Write out word for word each line from the one containing "What data populates" through the close of the listing, including both ends. Pictures do not belong in the copy.

RECORDS SUPPLIED:
★ ★ ★

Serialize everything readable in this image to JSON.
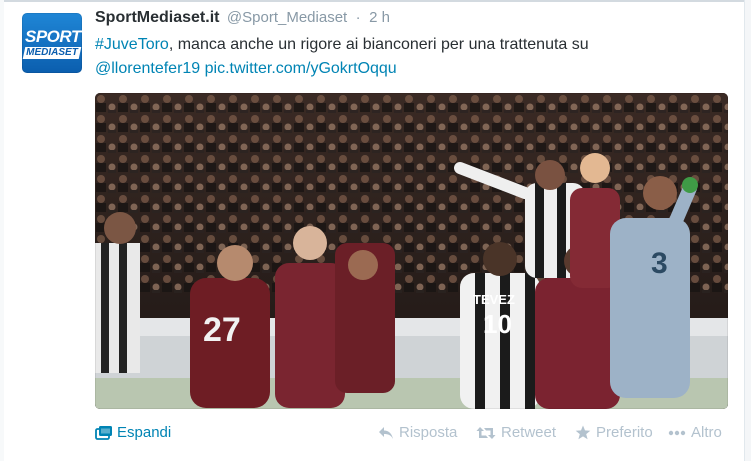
{
  "tweet": {
    "author_name": "SportMediaset.it",
    "author_handle": "@Sport_Mediaset",
    "separator": "·",
    "time": "2 h",
    "avatar_logo_top": "SPORT",
    "avatar_logo_bottom": "MEDIASET",
    "text": {
      "hashtag": "#JuveToro",
      "body_line1": ", manca anche un rigore ai bianconeri per una trattenuta su",
      "mention": "@llorentefer19",
      "media_link": "pic.twitter.com/yGokrtOqqu"
    },
    "photo_jersey_text": {
      "player1": "27",
      "player2": "TEVEZ",
      "player3": "10",
      "player4": "3"
    }
  },
  "actions": {
    "expand": "Espandi",
    "reply": "Risposta",
    "retweet": "Retweet",
    "favorite": "Preferito",
    "more": "Altro"
  },
  "colors": {
    "link": "#0084b4",
    "text": "#292f33",
    "muted": "#8899a6",
    "action_muted": "#b3c2ce",
    "brand_blue": "#0b5eae"
  },
  "icons": {
    "expand": "photo-expand-icon",
    "reply": "reply-icon",
    "retweet": "retweet-icon",
    "favorite": "star-icon",
    "more": "more-dots-icon"
  }
}
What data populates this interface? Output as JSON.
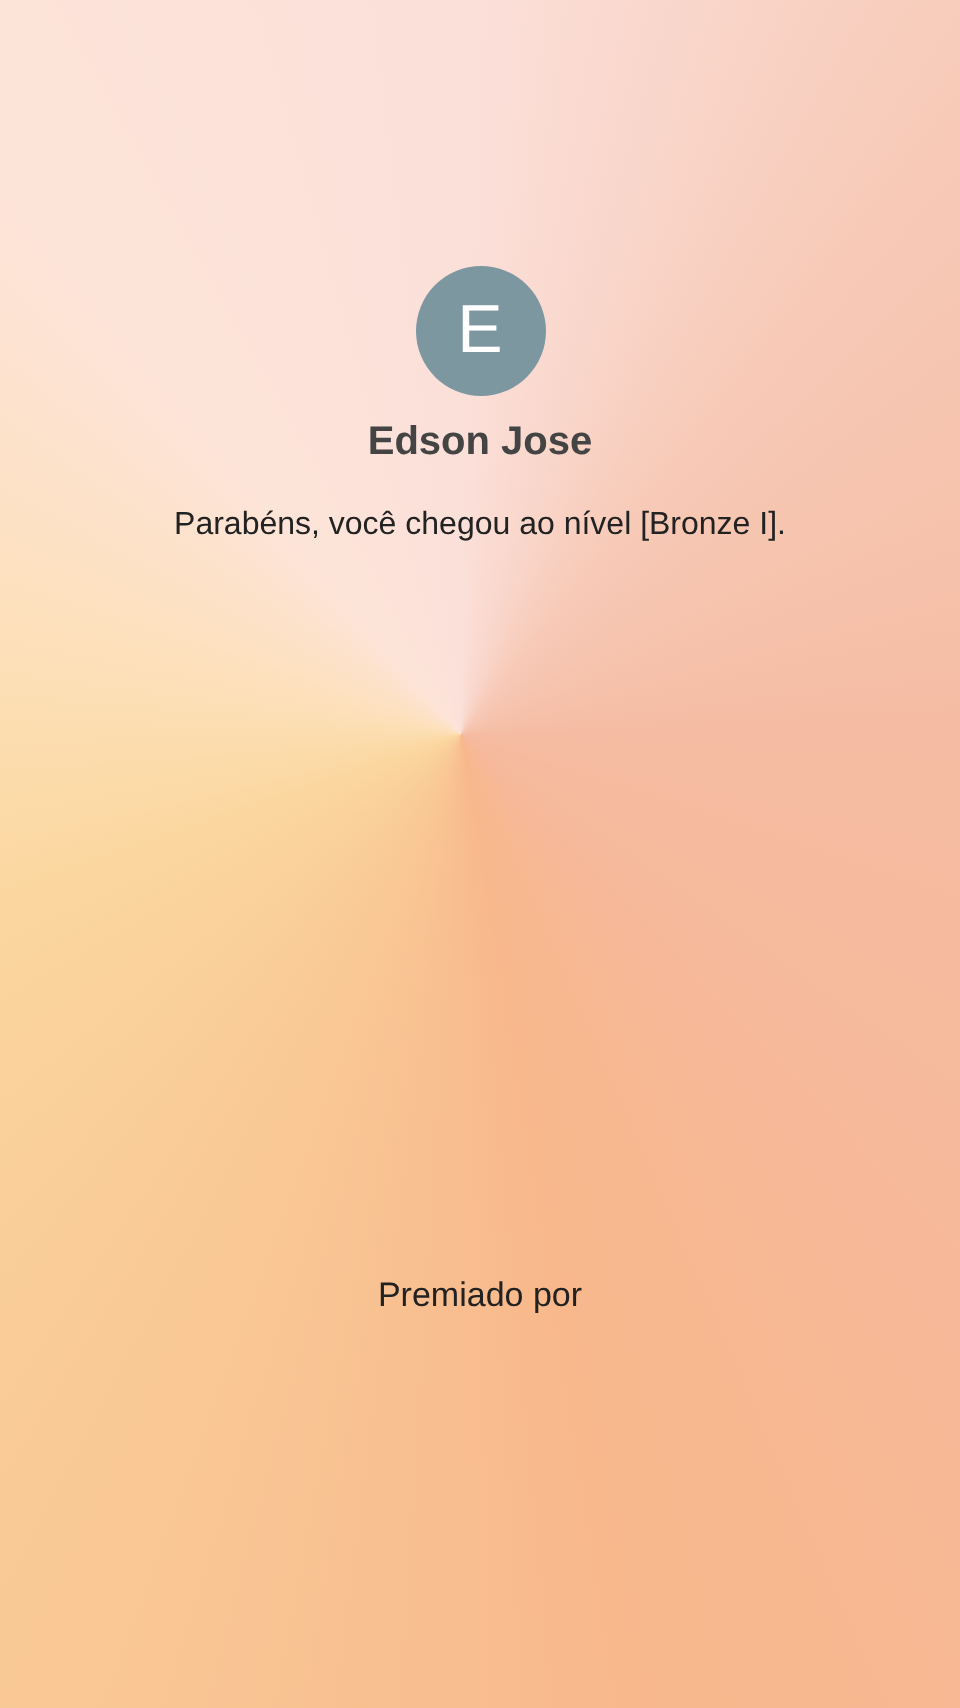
{
  "user": {
    "initial": "E",
    "name": "Edson Jose"
  },
  "message": "Parabéns, você chegou ao nível [Bronze I].",
  "footer": {
    "label": "Premiado por"
  }
}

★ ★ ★

ANSWER AREA:
What data populates this interface? Output as JSON.
{
  "user": {
    "initial": "E",
    "name": "Edson Jose"
  },
  "message": "Parabéns, você chegou ao nível [Bronze I].",
  "footer": {
    "label": "Premiado por"
  }
}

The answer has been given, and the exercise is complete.